» Task statement: The records that follow are to be given again exactly.

Page and application data records:
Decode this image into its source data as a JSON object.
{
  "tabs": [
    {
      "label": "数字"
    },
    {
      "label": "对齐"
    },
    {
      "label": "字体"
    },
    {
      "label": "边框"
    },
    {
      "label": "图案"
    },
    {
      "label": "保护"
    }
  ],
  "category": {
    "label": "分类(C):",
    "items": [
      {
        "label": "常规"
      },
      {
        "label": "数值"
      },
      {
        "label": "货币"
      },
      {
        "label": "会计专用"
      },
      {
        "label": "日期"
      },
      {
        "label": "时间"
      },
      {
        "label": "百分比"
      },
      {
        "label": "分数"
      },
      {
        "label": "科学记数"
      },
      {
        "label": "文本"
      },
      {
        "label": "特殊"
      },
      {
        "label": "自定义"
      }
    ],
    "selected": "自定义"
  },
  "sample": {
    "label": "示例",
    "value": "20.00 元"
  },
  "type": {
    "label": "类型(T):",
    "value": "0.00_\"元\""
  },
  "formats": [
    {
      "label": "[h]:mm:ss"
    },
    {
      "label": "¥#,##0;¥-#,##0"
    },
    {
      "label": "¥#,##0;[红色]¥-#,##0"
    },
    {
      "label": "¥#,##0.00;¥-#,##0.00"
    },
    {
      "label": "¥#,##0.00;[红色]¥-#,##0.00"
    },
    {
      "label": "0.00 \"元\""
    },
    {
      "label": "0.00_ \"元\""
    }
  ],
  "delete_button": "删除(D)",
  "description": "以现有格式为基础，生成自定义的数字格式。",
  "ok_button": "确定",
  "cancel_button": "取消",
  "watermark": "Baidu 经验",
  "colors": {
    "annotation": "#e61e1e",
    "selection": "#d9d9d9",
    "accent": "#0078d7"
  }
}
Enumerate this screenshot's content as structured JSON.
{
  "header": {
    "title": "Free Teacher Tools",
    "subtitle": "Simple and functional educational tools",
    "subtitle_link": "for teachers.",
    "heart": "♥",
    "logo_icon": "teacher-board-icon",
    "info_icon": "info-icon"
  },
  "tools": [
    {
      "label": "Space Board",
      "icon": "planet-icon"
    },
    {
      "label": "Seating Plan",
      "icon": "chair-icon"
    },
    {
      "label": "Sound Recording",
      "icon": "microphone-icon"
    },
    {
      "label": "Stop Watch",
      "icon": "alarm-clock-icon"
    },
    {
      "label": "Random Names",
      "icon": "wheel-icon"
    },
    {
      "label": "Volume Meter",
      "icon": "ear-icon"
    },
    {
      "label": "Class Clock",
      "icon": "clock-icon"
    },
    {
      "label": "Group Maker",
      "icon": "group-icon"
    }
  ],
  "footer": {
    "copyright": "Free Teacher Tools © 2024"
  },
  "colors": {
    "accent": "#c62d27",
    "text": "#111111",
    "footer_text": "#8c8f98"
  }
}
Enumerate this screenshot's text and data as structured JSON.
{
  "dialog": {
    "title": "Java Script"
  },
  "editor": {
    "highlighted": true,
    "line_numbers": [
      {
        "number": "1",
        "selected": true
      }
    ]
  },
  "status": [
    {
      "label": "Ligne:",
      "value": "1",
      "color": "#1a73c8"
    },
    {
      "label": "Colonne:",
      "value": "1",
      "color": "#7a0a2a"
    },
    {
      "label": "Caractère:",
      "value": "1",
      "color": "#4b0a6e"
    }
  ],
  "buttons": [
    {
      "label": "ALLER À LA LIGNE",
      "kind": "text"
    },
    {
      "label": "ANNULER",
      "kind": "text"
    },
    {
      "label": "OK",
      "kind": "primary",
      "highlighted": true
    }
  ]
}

» Written reply:
Decode this image into its source data as a JSON object.
{
  "tabs": [
    {
      "label": "数字"
    },
    {
      "label": "对齐"
    },
    {
      "label": "字体"
    },
    {
      "label": "边框"
    },
    {
      "label": "图案"
    },
    {
      "label": "保护"
    }
  ],
  "category": {
    "label": "分类(C):",
    "items": [
      {
        "label": "常规"
      },
      {
        "label": "数值"
      },
      {
        "label": "货币"
      },
      {
        "label": "会计专用"
      },
      {
        "label": "日期"
      },
      {
        "label": "时间"
      },
      {
        "label": "百分比"
      },
      {
        "label": "分数"
      },
      {
        "label": "科学记数"
      },
      {
        "label": "文本"
      },
      {
        "label": "特殊"
      },
      {
        "label": "自定义"
      }
    ],
    "selected": "自定义"
  },
  "sample": {
    "label": "示例",
    "value": "20.00 元"
  },
  "type": {
    "label": "类型(T):",
    "value": "0.00_\"元\""
  },
  "formats": [
    {
      "label": "[h]:mm:ss"
    },
    {
      "label": "¥#,##0;¥-#,##0"
    },
    {
      "label": "¥#,##0;[红色]¥-#,##0"
    },
    {
      "label": "¥#,##0.00;¥-#,##0.00"
    },
    {
      "label": "¥#,##0.00;[红色]¥-#,##0.00"
    },
    {
      "label": "0.00 \"元\""
    },
    {
      "label": "0.00_ \"元\""
    }
  ],
  "delete_button": "删除(D)",
  "description": "以现有格式为基础，生成自定义的数字格式。",
  "ok_button": "确定",
  "cancel_button": "取消",
  "watermark": "Baidu 经验",
  "colors": {
    "annotation": "#e61e1e",
    "selection": "#d9d9d9",
    "accent": "#0078d7"
  }
}
Enumerate this screenshot's content as structured JSON.
{
  "header": {
    "title": "Free Teacher Tools",
    "subtitle": "Simple and functional educational tools",
    "subtitle_link": "for teachers.",
    "heart": "♥",
    "logo_icon": "teacher-board-icon",
    "info_icon": "info-icon"
  },
  "tools": [
    {
      "label": "Space Board",
      "icon": "planet-icon"
    },
    {
      "label": "Seating Plan",
      "icon": "chair-icon"
    },
    {
      "label": "Sound Recording",
      "icon": "microphone-icon"
    },
    {
      "label": "Stop Watch",
      "icon": "alarm-clock-icon"
    },
    {
      "label": "Random Names",
      "icon": "wheel-icon"
    },
    {
      "label": "Volume Meter",
      "icon": "ear-icon"
    },
    {
      "label": "Class Clock",
      "icon": "clock-icon"
    },
    {
      "label": "Group Maker",
      "icon": "group-icon"
    }
  ],
  "footer": {
    "copyright": "Free Teacher Tools © 2024"
  },
  "colors": {
    "accent": "#c62d27",
    "text": "#111111",
    "footer_text": "#8c8f98"
  }
}
Enumerate this screenshot's text and data as structured JSON.
{
  "dialog": {
    "title": "Java Script"
  },
  "editor": {
    "highlighted": true,
    "line_numbers": [
      {
        "number": "1",
        "selected": true
      }
    ]
  },
  "status": [
    {
      "label": "Ligne:",
      "value": "1",
      "color": "#1a73c8"
    },
    {
      "label": "Colonne:",
      "value": "1",
      "color": "#7a0a2a"
    },
    {
      "label": "Caractère:",
      "value": "1",
      "color": "#4b0a6e"
    }
  ],
  "buttons": [
    {
      "label": "ALLER À LA LIGNE",
      "kind": "text"
    },
    {
      "label": "ANNULER",
      "kind": "text"
    },
    {
      "label": "OK",
      "kind": "primary",
      "highlighted": true
    }
  ]
}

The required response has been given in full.